differs from its predecessors and from number sixteen only by virtue of being twenty yards shorter. Each of the four par threes at River Oaks measures hybrid or long-iron distance, each plays over a hazard to an elevated green, each is extremely penal. After a while, one years for a shorter pitch and, truth be told, I would probably play two of the four par threes from the white tees, were I a member, to avoid redundancy. Nevertheless, fourteen demands a fine tee ball, as the green is pitched from right to left and crucifies a poor putt with little mercy. Fifteen is a fine and deceptive par four with a challenging tee ball and another ruthless approach. Muirhead tilted this green from right to left, then plunked a huge bunker front right, precisely where a runner would enter the green. His bunkering is backasswards here. The sand should be front left, save the pulled approach from a watery grave. Instead, he steers the approach toward the water, an unnecessarily sadistic move on his part. For shame, Muirhead, for shame!
Holes 16-18: 184, 495 & 398
River Oaks closes in fairly memorable fashion. The sixteenth is the final short hole, played from a slightly elevated tee to a teardrop green. Bunkers pinch in the bottom, yet a bit of room is left to bounce a ball in (as long as the superintendent avoids Muirhead’s sadistic tendencies and cuts the rough short.) The green is tilted but does not move as quickly as it appears. The seventeeth is a heroic hole, another half-par-minus that presents a true opportunity for birdie or eagle. A solid drive, inside the left fairway bunker, bounds on and down the fairway, leaving hybrid or metal into the green. The right side should be avoided, as it is all fescue and trees. The second is played inside the starfish bunker left, about 60 yards short of the green, to a sizeable putting surface. Keep the ball left on both shots and you should have a run at birdie. The home hole is a bit whacky, in keeping with Muirhead’s

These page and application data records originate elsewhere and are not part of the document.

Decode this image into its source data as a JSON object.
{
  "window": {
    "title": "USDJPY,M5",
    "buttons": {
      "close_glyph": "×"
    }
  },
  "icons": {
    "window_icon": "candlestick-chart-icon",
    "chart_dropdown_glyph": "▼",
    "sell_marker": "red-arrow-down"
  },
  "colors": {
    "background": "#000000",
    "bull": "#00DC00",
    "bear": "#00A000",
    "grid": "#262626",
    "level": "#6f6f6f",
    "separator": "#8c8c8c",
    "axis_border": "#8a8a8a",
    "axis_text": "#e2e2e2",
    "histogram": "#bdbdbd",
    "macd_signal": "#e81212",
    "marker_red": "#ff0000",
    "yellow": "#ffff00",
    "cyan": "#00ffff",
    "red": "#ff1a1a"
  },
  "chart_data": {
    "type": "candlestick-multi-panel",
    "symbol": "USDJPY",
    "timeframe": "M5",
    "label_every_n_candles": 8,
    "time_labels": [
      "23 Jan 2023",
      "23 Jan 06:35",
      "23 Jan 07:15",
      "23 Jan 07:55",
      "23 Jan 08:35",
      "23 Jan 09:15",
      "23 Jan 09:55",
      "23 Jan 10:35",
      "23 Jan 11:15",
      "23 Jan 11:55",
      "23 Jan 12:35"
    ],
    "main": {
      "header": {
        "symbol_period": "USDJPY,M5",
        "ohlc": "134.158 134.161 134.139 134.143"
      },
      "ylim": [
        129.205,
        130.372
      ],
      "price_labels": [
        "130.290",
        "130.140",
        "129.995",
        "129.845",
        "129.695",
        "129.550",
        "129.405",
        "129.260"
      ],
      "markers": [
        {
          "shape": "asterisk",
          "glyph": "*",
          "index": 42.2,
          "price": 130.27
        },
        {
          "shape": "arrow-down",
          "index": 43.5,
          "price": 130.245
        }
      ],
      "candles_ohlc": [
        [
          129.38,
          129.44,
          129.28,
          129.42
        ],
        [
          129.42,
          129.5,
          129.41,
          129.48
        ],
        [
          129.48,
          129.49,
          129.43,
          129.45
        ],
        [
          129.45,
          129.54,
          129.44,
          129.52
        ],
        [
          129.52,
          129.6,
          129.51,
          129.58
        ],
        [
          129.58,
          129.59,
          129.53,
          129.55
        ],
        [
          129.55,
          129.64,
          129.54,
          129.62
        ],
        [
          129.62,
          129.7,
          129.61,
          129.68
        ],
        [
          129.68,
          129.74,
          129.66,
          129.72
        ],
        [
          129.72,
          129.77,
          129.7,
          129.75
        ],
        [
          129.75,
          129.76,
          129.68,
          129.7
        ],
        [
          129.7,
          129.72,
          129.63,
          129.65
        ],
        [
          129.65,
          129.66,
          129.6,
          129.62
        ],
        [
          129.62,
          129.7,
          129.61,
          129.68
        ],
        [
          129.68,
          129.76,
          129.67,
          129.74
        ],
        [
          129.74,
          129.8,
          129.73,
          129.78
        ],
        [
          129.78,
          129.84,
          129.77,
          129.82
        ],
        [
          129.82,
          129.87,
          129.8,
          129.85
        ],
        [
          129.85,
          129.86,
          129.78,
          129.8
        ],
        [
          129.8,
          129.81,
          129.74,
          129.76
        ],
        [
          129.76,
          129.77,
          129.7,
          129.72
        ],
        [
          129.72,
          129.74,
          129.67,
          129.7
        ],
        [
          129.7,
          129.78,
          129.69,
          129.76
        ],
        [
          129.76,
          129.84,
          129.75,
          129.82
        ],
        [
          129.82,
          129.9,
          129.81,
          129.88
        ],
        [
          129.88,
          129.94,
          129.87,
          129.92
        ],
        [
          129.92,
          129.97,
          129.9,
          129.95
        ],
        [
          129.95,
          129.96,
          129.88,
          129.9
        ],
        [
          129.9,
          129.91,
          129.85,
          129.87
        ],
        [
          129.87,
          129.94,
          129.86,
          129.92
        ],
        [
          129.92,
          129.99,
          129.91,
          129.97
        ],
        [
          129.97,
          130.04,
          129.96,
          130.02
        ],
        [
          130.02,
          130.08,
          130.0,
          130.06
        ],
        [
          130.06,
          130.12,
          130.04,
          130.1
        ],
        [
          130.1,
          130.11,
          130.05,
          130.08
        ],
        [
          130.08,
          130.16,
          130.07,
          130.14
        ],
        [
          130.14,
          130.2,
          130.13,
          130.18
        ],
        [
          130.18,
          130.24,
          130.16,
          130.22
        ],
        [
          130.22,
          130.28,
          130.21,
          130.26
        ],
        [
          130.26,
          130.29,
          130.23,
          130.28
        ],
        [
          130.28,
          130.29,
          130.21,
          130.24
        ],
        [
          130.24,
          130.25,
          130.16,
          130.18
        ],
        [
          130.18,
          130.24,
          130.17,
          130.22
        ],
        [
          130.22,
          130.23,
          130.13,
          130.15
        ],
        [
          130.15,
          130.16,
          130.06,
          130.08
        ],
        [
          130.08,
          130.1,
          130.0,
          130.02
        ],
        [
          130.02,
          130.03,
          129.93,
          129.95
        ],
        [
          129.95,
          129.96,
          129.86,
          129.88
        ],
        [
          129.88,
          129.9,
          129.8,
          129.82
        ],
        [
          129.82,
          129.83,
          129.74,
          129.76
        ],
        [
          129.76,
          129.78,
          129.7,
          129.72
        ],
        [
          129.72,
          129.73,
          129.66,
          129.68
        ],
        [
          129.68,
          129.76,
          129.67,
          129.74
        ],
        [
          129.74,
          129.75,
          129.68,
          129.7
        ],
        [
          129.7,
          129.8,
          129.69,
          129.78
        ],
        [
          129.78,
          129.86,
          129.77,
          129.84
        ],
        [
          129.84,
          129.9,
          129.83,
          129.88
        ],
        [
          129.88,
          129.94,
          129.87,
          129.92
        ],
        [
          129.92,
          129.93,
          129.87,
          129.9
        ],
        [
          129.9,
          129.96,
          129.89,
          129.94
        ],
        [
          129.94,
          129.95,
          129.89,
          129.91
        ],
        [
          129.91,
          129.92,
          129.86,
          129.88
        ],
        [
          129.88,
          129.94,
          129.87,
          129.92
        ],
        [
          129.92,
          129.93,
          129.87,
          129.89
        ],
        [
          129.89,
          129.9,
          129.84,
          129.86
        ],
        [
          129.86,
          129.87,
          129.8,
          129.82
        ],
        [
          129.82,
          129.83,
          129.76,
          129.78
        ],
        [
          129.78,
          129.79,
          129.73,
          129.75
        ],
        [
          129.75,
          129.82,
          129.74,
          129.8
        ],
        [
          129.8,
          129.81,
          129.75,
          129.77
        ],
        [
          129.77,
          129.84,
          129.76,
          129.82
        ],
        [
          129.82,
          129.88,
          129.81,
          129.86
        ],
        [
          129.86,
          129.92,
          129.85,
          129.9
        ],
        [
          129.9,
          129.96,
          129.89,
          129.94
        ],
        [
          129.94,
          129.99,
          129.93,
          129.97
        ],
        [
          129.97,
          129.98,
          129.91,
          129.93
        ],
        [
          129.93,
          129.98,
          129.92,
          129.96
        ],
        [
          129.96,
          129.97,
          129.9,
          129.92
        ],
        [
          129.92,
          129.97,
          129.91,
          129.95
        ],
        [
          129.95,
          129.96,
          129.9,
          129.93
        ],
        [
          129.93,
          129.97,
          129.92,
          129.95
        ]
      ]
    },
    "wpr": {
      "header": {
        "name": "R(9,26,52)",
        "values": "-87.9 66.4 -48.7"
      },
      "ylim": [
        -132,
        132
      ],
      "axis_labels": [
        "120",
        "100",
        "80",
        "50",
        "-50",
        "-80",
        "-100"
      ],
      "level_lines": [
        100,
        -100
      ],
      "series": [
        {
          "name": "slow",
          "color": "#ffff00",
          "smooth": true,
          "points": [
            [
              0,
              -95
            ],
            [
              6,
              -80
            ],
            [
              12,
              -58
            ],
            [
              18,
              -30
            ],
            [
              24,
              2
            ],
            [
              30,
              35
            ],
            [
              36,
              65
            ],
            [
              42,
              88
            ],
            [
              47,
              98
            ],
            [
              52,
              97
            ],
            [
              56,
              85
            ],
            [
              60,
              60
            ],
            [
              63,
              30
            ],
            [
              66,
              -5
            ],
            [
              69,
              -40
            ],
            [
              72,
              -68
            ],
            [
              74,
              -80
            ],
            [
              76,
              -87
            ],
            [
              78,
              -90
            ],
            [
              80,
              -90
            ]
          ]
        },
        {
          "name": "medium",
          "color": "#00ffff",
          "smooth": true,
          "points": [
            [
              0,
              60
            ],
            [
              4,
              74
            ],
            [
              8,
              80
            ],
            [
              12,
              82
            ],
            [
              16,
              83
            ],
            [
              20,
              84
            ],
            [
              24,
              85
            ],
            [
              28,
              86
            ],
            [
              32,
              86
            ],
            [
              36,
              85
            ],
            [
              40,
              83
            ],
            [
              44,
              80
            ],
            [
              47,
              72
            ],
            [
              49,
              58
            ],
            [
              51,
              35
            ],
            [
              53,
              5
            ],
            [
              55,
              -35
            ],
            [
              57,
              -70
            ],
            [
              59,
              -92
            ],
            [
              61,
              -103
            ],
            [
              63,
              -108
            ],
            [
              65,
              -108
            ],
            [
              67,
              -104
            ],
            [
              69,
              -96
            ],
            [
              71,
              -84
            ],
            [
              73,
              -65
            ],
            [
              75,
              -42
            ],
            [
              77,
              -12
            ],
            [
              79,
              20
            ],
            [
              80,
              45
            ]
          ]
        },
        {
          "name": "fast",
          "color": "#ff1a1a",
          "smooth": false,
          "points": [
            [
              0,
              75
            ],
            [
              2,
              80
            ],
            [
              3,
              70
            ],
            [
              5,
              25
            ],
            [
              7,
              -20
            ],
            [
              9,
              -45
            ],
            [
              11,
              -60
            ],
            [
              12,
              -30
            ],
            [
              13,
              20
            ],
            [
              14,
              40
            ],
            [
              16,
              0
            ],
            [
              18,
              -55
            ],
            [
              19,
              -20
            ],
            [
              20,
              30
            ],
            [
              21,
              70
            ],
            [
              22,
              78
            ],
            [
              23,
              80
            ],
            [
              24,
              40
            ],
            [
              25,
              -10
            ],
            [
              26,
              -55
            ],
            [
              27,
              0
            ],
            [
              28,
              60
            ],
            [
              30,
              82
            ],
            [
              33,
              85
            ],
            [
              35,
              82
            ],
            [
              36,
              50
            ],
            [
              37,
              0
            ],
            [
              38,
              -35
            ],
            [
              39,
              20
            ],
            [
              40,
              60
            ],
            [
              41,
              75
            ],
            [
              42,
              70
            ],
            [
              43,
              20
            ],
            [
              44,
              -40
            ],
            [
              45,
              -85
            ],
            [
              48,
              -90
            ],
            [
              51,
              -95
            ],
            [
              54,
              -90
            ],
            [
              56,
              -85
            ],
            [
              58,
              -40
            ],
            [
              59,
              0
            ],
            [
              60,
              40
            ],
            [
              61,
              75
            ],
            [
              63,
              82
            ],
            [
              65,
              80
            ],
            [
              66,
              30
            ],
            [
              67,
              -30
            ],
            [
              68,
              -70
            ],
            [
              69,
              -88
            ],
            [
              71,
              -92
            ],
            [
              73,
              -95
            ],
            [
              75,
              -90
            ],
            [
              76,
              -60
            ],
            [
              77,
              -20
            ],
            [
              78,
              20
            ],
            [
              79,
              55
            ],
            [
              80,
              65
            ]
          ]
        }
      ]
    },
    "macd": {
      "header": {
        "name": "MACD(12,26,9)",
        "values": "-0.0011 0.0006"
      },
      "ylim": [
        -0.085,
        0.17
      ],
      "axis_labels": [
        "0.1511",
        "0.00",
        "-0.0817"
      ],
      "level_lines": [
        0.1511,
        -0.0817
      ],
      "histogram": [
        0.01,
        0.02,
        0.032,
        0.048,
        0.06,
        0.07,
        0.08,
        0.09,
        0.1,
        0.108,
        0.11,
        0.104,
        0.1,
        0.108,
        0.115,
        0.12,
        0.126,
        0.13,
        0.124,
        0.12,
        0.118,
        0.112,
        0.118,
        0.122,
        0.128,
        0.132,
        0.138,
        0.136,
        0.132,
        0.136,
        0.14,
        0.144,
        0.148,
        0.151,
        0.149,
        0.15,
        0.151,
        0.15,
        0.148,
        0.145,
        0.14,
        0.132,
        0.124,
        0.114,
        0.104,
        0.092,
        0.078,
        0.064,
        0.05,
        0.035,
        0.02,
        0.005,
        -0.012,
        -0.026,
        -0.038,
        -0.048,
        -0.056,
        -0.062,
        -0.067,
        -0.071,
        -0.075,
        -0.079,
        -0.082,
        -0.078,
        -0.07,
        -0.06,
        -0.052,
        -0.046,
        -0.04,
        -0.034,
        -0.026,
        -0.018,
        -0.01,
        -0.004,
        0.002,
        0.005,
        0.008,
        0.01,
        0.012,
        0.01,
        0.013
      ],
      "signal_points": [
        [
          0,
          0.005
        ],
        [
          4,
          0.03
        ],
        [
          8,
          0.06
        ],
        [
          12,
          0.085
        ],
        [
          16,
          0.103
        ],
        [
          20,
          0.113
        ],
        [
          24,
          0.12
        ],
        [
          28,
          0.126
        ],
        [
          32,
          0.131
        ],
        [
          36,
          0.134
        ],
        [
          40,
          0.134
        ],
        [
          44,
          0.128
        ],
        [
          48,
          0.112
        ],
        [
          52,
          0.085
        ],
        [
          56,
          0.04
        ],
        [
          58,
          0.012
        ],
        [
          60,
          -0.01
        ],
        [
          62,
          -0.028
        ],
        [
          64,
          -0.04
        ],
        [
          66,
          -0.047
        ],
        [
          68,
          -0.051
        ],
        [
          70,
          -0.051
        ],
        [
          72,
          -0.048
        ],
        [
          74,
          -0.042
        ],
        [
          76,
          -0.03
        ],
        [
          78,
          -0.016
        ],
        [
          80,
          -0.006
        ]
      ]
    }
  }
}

leading toward the daft. A huge and stupid tree sits in the middle of the fairway, for absolutely no reason. If it were gone, tee balls would still run into the pond that bisects the fairway, or would stop short, leaving a downhill approach to an uphill green. Ironically, the hole that least should offer the running approach, due to the downward-sloped fairway, is the one that leaves the front of the green unprotected. Silly, really, as approaches that land short will rebound straight up, finishing shy of the green. You’ve seen this green before, slightly tilted, mainly round and huge. Great routing, uninspired greens and a few silly touches.